A new 3D printing system could help steer the aviation applications of additively manufactured parts in a new direction.
“When we look at the aftermarket and the MRO space, the benefit isn’t necessarily in printing different parts or lighter-weight parts, but it’s in changing the economics of producing those parts. It’s the ability to stock digitally, not carry inventory of dozens of different aircraft configurations for years,” says Scott Sevcik, Stratasys vice president for manufacturing solutions. He adds that the ability to produce larger, repeatable parts on-demand could provide immense flexibility for MRO providers.
The company’s new H2000 is unique in that it lays up printing material horizontally rather than in the traditional vertical method. Not constrained by a build envelope like traditional 3D printing, parts created on the H2000 can ostensibly be as long as a customer desires.
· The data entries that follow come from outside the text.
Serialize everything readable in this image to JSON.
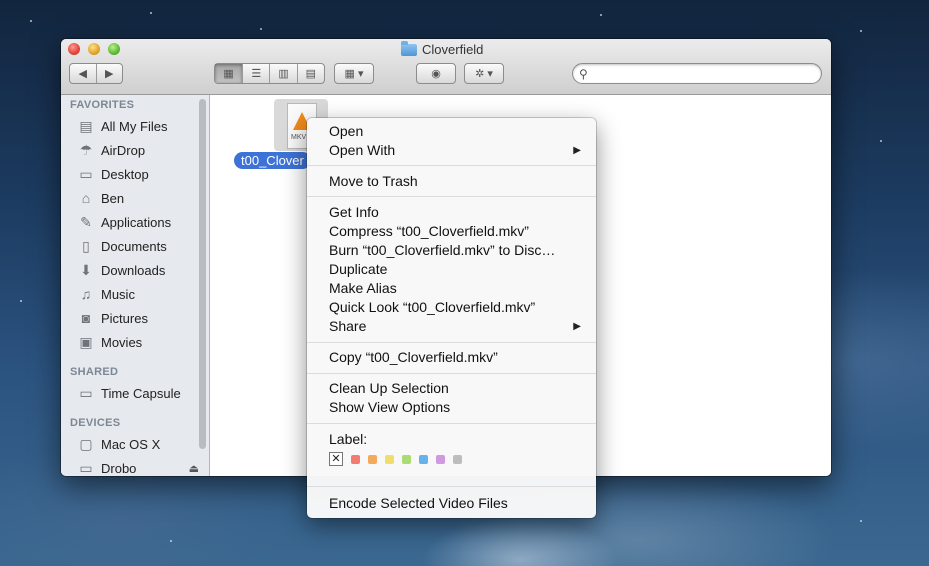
{
  "window": {
    "title": "Cloverfield"
  },
  "search": {
    "placeholder": "",
    "value": ""
  },
  "sidebar": {
    "sections": [
      {
        "header": "FAVORITES",
        "items": [
          {
            "label": "All My Files",
            "icon": "all-files-icon"
          },
          {
            "label": "AirDrop",
            "icon": "airdrop-icon"
          },
          {
            "label": "Desktop",
            "icon": "desktop-icon"
          },
          {
            "label": "Ben",
            "icon": "home-icon"
          },
          {
            "label": "Applications",
            "icon": "applications-icon"
          },
          {
            "label": "Documents",
            "icon": "documents-icon"
          },
          {
            "label": "Downloads",
            "icon": "downloads-icon"
          },
          {
            "label": "Music",
            "icon": "music-icon"
          },
          {
            "label": "Pictures",
            "icon": "pictures-icon"
          },
          {
            "label": "Movies",
            "icon": "movies-icon"
          }
        ]
      },
      {
        "header": "SHARED",
        "items": [
          {
            "label": "Time Capsule",
            "icon": "time-capsule-icon"
          }
        ]
      },
      {
        "header": "DEVICES",
        "items": [
          {
            "label": "Mac OS X",
            "icon": "disk-icon"
          },
          {
            "label": "Drobo",
            "icon": "drive-icon"
          }
        ]
      }
    ]
  },
  "file": {
    "label": "t00_Clover",
    "badge": "MKV"
  },
  "context_menu": {
    "items": [
      "Open",
      "Open With",
      "Move to Trash",
      "Get Info",
      "Compress “t00_Cloverfield.mkv”",
      "Burn “t00_Cloverfield.mkv” to Disc…",
      "Duplicate",
      "Make Alias",
      "Quick Look “t00_Cloverfield.mkv”",
      "Share",
      "Copy “t00_Cloverfield.mkv”",
      "Clean Up Selection",
      "Show View Options",
      "Label:",
      "Encode Selected Video Files"
    ],
    "label_colors": [
      "#f07c72",
      "#f5a95a",
      "#f1de6a",
      "#a9dc72",
      "#67b2ea",
      "#cf9ae0",
      "#bdbdbd"
    ],
    "no_label_mark": "✕"
  }
}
Stratasys developed the system’s requirements with input from OEMs including Boeing and Ford Motor Co. Both companies are exploring applications for the H2000 system, including parts such as aircraft panels and interior closet doors, which Stratasys displayed at a VIP event for potential buyers at its headquarters in Eden Prairie, Minnesota.